Generation - Reflexivity

Steph Kent
Homework 1
Writing Program Orientation
Context of Non/Disability: Common Stereotypes
Must miss whatever….
Highly attentive
Unaware of what have
Take for granted
I have friends who communicate through voice-recognition systems, use
wheelchairs to get around, and require personal assistance for a range of private,
household, and work-related tasks. To look at me, one wouldn’t think I’m disabled and
indeed, I do not meet the federal requirement of impairment of a major life function
(Americans with Disabilities Act). Yet I had a repetitive motion, overuse injury that
temporarily disabled me (for nearly two years), threatening my career as an American
Sign Language/English interpreter, and increasing my appreciation for the skills and
talents of survival and enrichment cultivated by persons with longer-lasting disabilities. I
can understand why Janet, the protagonist in All Families are Psychotic, learned to tell by
a glance who could deal with her daughter (born with one hand) and who could not – and
The Self in Contradiction
Draft 29 August 2006 SJK
dismissing those who couldn’t. For how long and how deeply will superficialities be the
measure of human relating?
“Could you refill my water glass?” “Would you mind changing into scent-free
clothing?” Where does one draw the line between a reasonable request and one that asks
too much? How much courage does it take to ask for help in a society that prizes
independence above all else?
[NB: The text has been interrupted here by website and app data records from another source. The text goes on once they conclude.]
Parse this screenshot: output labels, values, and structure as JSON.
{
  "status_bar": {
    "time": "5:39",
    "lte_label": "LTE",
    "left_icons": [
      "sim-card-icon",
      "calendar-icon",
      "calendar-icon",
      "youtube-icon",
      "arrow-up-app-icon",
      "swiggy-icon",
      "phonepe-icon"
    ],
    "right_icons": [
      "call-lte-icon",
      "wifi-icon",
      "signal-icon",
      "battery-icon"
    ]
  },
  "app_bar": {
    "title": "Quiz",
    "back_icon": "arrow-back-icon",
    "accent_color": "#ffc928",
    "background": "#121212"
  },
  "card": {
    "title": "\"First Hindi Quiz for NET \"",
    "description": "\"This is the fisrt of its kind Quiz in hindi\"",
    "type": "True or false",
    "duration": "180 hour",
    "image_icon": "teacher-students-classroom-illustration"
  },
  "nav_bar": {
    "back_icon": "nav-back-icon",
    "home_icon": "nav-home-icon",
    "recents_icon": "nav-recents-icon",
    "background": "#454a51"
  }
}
I’ve pondered and debated these questions with disabled
friends and nondisabled allies, as well as with people in the Deaf community who
consider that they are not disabled but rather members of a unique linguistic culture. Our
very bodies – the ability to move, the parameters of range (space) and duration (time) –
shape us as essentially as culture. Disability brings everything into question: aesthetics,
potential, possibility…what is valuable if the body itself is constrained?
Body is not all, of course. There is also emotion, and mind. Shall we privilege
one of these over the other? What if disability is cognitive, neurochemical, the result of
addiction? Who draws the line, where? Why? Foucault has traced the medicalization of
the body, a discourse of pathology producing images of disease, implying visions of
perfection. Pressure. Conform! Look beautiful; move gracefully. But I am flawed. Is it
a crime to be aware? Only if you let others know. [What if it can’t be hidden?]
I have never consistently been able. I fail much more frequently than I succeed. I
celebrate small triumphs with all the gusto of national championships. Why not?! The
odd thing is that movement lends itself to speed, haste, rushing … things overlooked,
cues missed, opportunities lost: wisdom becomes elusive. Stillness inspires depth. How
much have I learned from my friends who contemplate the same visual horizons, or
The Self in Contradiction
Draft 29 August 2006 SJK
immerse themselves in the nuances of power in its most intimate manifestations? I
lament how long it has taken me to learn to enjoy listening for its own sake!
Movement is not only physical. Growth often occurs unseen, with no outward
evidence. Influence has an intangible trajectory. Power is not limited to physical
strength, nor is it reducible to sheer endurance. Beads of sweat, infusions of affection,
perceptive interventions in the small, still moments – such fruits of disability are offered
to any who will simply s l o w d o w n.
The Self in Contradiction
Draft 29 August 2006 SJK